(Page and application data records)
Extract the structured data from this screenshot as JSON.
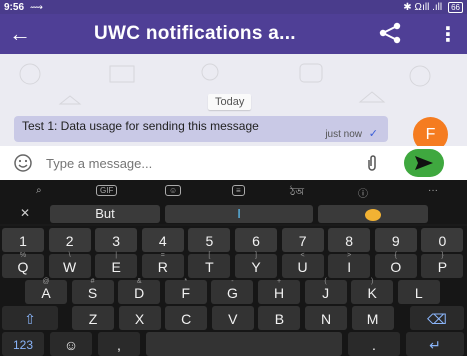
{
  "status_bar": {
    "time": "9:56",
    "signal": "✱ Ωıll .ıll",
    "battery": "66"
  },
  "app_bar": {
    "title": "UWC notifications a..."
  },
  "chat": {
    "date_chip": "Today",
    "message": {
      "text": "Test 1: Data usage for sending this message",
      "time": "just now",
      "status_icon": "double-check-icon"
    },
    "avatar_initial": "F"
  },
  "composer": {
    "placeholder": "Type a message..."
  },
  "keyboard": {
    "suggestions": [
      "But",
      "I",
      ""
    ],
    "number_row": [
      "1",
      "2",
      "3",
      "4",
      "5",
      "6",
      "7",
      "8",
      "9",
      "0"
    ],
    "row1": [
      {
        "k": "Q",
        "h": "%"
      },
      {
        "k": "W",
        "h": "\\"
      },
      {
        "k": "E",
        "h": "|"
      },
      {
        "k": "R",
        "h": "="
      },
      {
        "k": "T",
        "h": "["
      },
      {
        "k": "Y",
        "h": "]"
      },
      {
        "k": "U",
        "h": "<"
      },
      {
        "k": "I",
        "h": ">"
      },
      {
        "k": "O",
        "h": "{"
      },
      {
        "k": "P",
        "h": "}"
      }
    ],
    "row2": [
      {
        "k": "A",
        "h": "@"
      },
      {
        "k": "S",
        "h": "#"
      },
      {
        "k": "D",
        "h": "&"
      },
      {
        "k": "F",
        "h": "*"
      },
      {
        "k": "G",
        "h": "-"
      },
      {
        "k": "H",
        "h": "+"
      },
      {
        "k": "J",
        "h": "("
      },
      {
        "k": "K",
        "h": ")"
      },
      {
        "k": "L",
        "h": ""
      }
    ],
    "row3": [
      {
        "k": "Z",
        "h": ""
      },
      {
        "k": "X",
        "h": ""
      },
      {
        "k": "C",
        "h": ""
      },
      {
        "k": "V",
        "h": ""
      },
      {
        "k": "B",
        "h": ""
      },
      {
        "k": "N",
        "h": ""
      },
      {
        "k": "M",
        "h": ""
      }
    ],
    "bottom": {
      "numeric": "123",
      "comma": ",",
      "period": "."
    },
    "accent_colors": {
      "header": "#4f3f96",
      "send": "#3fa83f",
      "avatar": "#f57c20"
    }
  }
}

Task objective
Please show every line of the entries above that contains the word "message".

Written answer
    "message": {
      "text": "Test 1: Data usage for sending this message",
    "placeholder": "Type a message..."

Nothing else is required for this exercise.